In their introduction statements, all the witnesses focused on the strengths of the merit review process and its proven track record for selecting the best and most innovative science for funding. Several witnesses included in their testimony their concerns with the changes proposed to the NSF “broader impact” criteria. Dr. Yamamoto in particular was vocal in his opposition to the changes in the broader impact criteria stating that asking scientists to judge the effects of the research on national goals “departs from the scientific merit parameters” and is an “inappropriate consideration of the grant review process.”
During the question period, Rep. Hansen Clarke asked the panel how the success of research should be measured and how does the public know they’re getting a return on their investment in scientific research. Dr. Marrett explained the difficulties in applying metrics to be able to quantify the broader impacts of scientific research and encouraged members to remember that an investment in science is a long term investment, where the results may not be evident for some time. Dr. Yamamoto agreed and sited early work done by Herbert Boyer, which may not have appeared to “address national goals,” but eventually led to recombinant DNA technology that was the basis for the entire biotech industry.
The issue of transformative research, research that creates new paradigms and often goes against current scientific thinking, was also discussed. Dr. Yamamoto stated that while transformative research is imperative to the advancement of scientific knowledge, it is markedly different from innovative research, which advances the understanding of current scientific thought. He suggested a different review process for transformative projects to ensure that these types of projects receive funding even in difficult economic times when experts tend to favor more conservative approaches. Dr. José also suggested a different review process for transformative projects, in order to give these sometimes “game changing” proposals a greater chance to receive funding.
When Rep. Brooks asked the witnesses for any additional changes they could propose to the merit review process, several suggestions were presented, though all the witnesses agreed that peer review was the best method.
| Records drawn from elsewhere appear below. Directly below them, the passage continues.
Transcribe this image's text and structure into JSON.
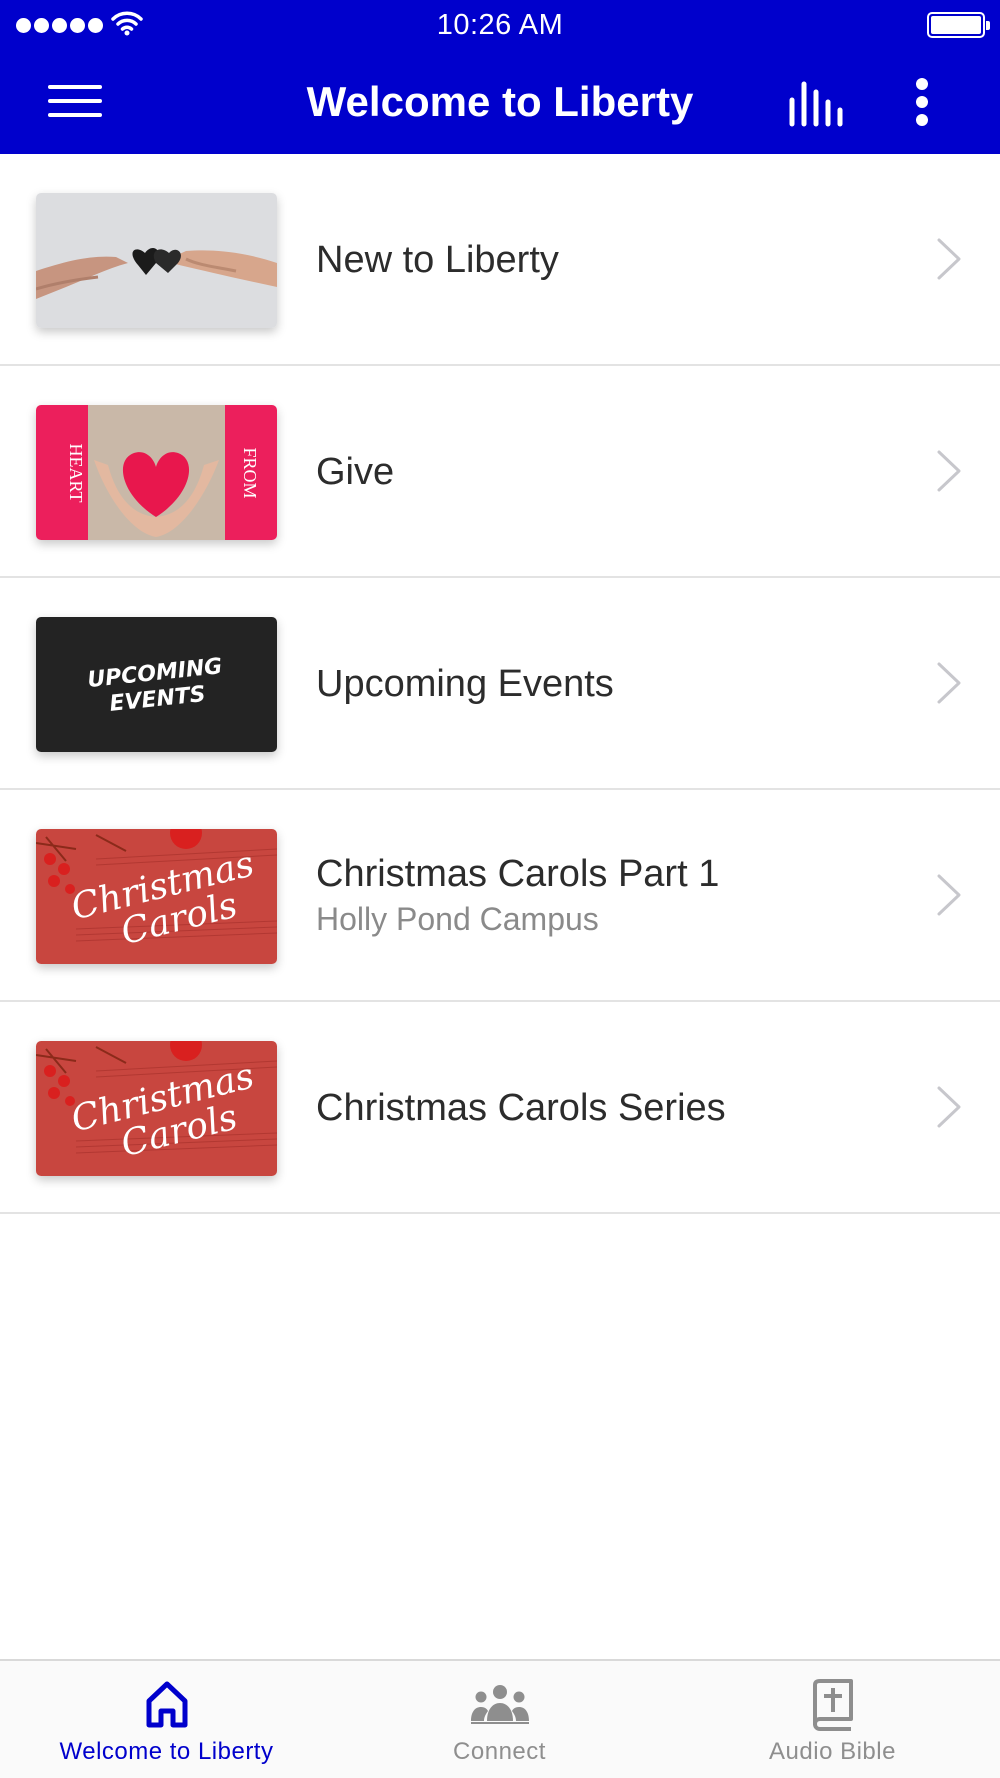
{
  "status_bar": {
    "time": "10:26 AM",
    "signal_icon": "cellular-signal-icon",
    "wifi_icon": "wifi-icon",
    "battery_icon": "battery-full-icon"
  },
  "nav": {
    "title": "Welcome to Liberty",
    "menu_icon": "hamburger-menu-icon",
    "stats_icon": "audio-levels-icon",
    "more_icon": "more-vertical-icon"
  },
  "list": [
    {
      "title": "New to Liberty",
      "subtitle": "",
      "thumbnail": "hands-heart-image"
    },
    {
      "title": "Give",
      "subtitle": "",
      "thumbnail": "heart-from-heart-image",
      "thumb_text": [
        "HEART",
        "FROM"
      ]
    },
    {
      "title": "Upcoming Events",
      "subtitle": "",
      "thumbnail": "upcoming-events-image",
      "thumb_text": [
        "UPCOMING",
        "EVENTS"
      ]
    },
    {
      "title": "Christmas Carols Part 1",
      "subtitle": "Holly Pond Campus",
      "thumbnail": "christmas-carols-image",
      "thumb_text": [
        "Christmas",
        "Carols"
      ]
    },
    {
      "title": "Christmas Carols Series",
      "subtitle": "",
      "thumbnail": "christmas-carols-image",
      "thumb_text": [
        "Christmas",
        "Carols"
      ]
    }
  ],
  "tabs": [
    {
      "label": "Welcome to Liberty",
      "icon": "home-icon",
      "active": true
    },
    {
      "label": "Connect",
      "icon": "group-icon",
      "active": false
    },
    {
      "label": "Audio Bible",
      "icon": "bible-icon",
      "active": false
    }
  ],
  "colors": {
    "brand": "#0000cc",
    "tab_inactive": "#8e8e8e",
    "text_primary": "#2c2c2c",
    "text_secondary": "#8a8a8a"
  }
}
Dr. Jackson suggested that the possibility that “weak” proposals, that would clearly not be funded, could be triaged, freeing up time for more careful consideration of the many “very good to excellent” proposals. The issue of a double blind review process was also discussed, but had mixed support among the witnesses. Finally, the possibility of virtual study sections was presented as a way to reduce costs of the review process and maximize participation. Interestingly, studies that would determine the effectiveness of virtual meetings are being conducted by the Directorate for Social, Behavioral, and Economic Sciences (SBE) at NSF which has recently come under attack by Sen. Tom Coburn’s report The National Science Foundation: Under the Microscope.
Finally, Rep. Brooks asked the panel if there was data available that detailed the merit review process, such as a breakdown of the cost per review panel and the amount in dollars tied to each grant funded. The witnesses were also asked to submit a compilation of specific success stories to combat the bad publicity that can surround research on socially controversial topics or with obscure titles. Dr. Marrett said this data was available and could be distributed to the subcommittee. Rep. Lipinski also recommended another hearing in the future that could provide greater detail into the process of how grants are reviewed.
In these difficult economic times, congress is forced to make tough choices on where to make spending cuts. Unfortunately, basic research funding is an area that has come under considerable scrutiny. While it is encouraging that the Research and Science Education Subcommittee held this hearing on merit review to allow experts in the field the opportunity to weigh in on the discussion, only time will tell what the future of research funding will look like.